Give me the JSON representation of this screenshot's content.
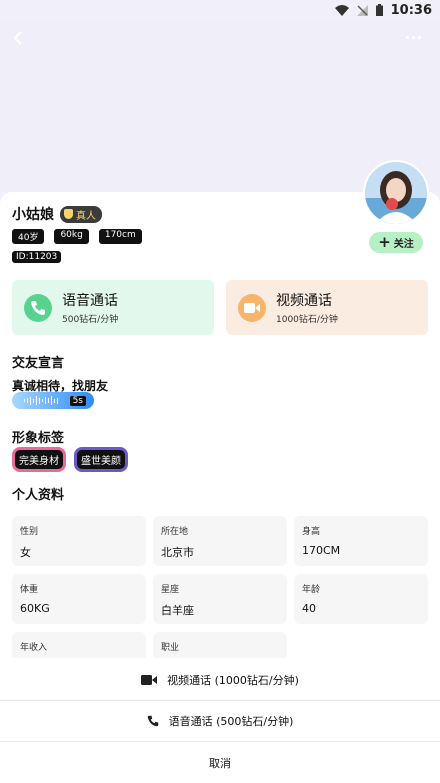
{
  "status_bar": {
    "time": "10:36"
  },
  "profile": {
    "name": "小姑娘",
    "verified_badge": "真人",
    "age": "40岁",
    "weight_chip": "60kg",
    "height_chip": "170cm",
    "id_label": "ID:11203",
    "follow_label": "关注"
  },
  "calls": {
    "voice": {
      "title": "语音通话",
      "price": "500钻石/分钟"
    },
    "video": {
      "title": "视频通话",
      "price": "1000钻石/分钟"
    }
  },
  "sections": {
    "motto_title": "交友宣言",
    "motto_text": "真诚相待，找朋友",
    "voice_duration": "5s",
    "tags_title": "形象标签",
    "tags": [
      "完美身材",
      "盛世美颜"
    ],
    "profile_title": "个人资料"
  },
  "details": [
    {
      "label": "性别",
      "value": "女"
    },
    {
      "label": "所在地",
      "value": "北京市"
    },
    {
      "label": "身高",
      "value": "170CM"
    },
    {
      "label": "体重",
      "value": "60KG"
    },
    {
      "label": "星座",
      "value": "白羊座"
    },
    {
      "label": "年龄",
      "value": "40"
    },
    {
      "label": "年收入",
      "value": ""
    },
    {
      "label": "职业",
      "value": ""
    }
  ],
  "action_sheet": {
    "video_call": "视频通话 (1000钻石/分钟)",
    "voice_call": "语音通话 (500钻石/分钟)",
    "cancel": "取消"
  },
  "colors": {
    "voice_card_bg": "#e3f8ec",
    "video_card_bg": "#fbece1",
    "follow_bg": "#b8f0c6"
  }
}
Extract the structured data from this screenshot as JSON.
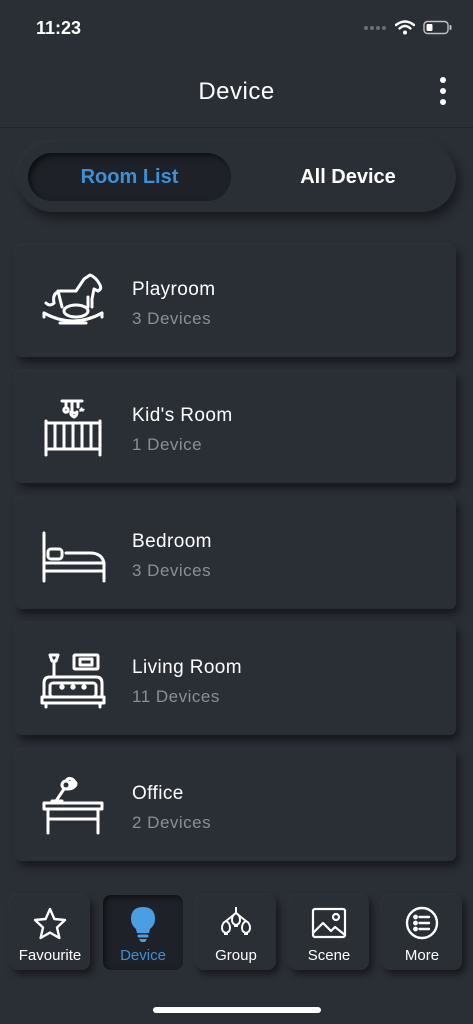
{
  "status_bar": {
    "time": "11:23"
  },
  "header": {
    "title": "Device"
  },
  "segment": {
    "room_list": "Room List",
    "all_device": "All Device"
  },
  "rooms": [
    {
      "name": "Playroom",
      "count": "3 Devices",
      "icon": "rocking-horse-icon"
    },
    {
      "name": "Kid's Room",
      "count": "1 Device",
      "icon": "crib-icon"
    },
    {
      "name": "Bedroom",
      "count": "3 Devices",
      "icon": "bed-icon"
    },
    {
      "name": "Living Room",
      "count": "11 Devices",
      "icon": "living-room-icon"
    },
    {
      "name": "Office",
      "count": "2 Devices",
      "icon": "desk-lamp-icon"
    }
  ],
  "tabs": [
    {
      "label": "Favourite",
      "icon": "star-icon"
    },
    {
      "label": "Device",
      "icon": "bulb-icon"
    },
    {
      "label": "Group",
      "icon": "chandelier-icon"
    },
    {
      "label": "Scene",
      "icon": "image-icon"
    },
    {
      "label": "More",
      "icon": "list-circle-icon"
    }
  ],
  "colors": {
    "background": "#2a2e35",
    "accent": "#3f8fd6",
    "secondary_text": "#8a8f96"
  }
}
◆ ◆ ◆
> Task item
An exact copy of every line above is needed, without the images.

> Output below
Give me the JSON representation of this screenshot's content.
{
  "status_bar": {
    "time": "10:36"
  },
  "profile": {
    "name": "小姑娘",
    "verified_badge": "真人",
    "age": "40岁",
    "weight_chip": "60kg",
    "height_chip": "170cm",
    "id_label": "ID:11203",
    "follow_label": "关注"
  },
  "calls": {
    "voice": {
      "title": "语音通话",
      "price": "500钻石/分钟"
    },
    "video": {
      "title": "视频通话",
      "price": "1000钻石/分钟"
    }
  },
  "sections": {
    "motto_title": "交友宣言",
    "motto_text": "真诚相待，找朋友",
    "voice_duration": "5s",
    "tags_title": "形象标签",
    "tags": [
      "完美身材",
      "盛世美颜"
    ],
    "profile_title": "个人资料"
  },
  "details": [
    {
      "label": "性别",
      "value": "女"
    },
    {
      "label": "所在地",
      "value": "北京市"
    },
    {
      "label": "身高",
      "value": "170CM"
    },
    {
      "label": "体重",
      "value": "60KG"
    },
    {
      "label": "星座",
      "value": "白羊座"
    },
    {
      "label": "年龄",
      "value": "40"
    },
    {
      "label": "年收入",
      "value": ""
    },
    {
      "label": "职业",
      "value": ""
    }
  ],
  "action_sheet": {
    "video_call": "视频通话 (1000钻石/分钟)",
    "voice_call": "语音通话 (500钻石/分钟)",
    "cancel": "取消"
  },
  "colors": {
    "voice_card_bg": "#e3f8ec",
    "video_card_bg": "#fbece1",
    "follow_bg": "#b8f0c6"
  }
}
Extract the structured data from this screenshot as JSON.
{
  "status_bar": {
    "time": "11:23"
  },
  "header": {
    "title": "Device"
  },
  "segment": {
    "room_list": "Room List",
    "all_device": "All Device"
  },
  "rooms": [
    {
      "name": "Playroom",
      "count": "3 Devices",
      "icon": "rocking-horse-icon"
    },
    {
      "name": "Kid's Room",
      "count": "1 Device",
      "icon": "crib-icon"
    },
    {
      "name": "Bedroom",
      "count": "3 Devices",
      "icon": "bed-icon"
    },
    {
      "name": "Living Room",
      "count": "11 Devices",
      "icon": "living-room-icon"
    },
    {
      "name": "Office",
      "count": "2 Devices",
      "icon": "desk-lamp-icon"
    }
  ],
  "tabs": [
    {
      "label": "Favourite",
      "icon": "star-icon"
    },
    {
      "label": "Device",
      "icon": "bulb-icon"
    },
    {
      "label": "Group",
      "icon": "chandelier-icon"
    },
    {
      "label": "Scene",
      "icon": "image-icon"
    },
    {
      "label": "More",
      "icon": "list-circle-icon"
    }
  ],
  "colors": {
    "background": "#2a2e35",
    "accent": "#3f8fd6",
    "secondary_text": "#8a8f96"
  }
}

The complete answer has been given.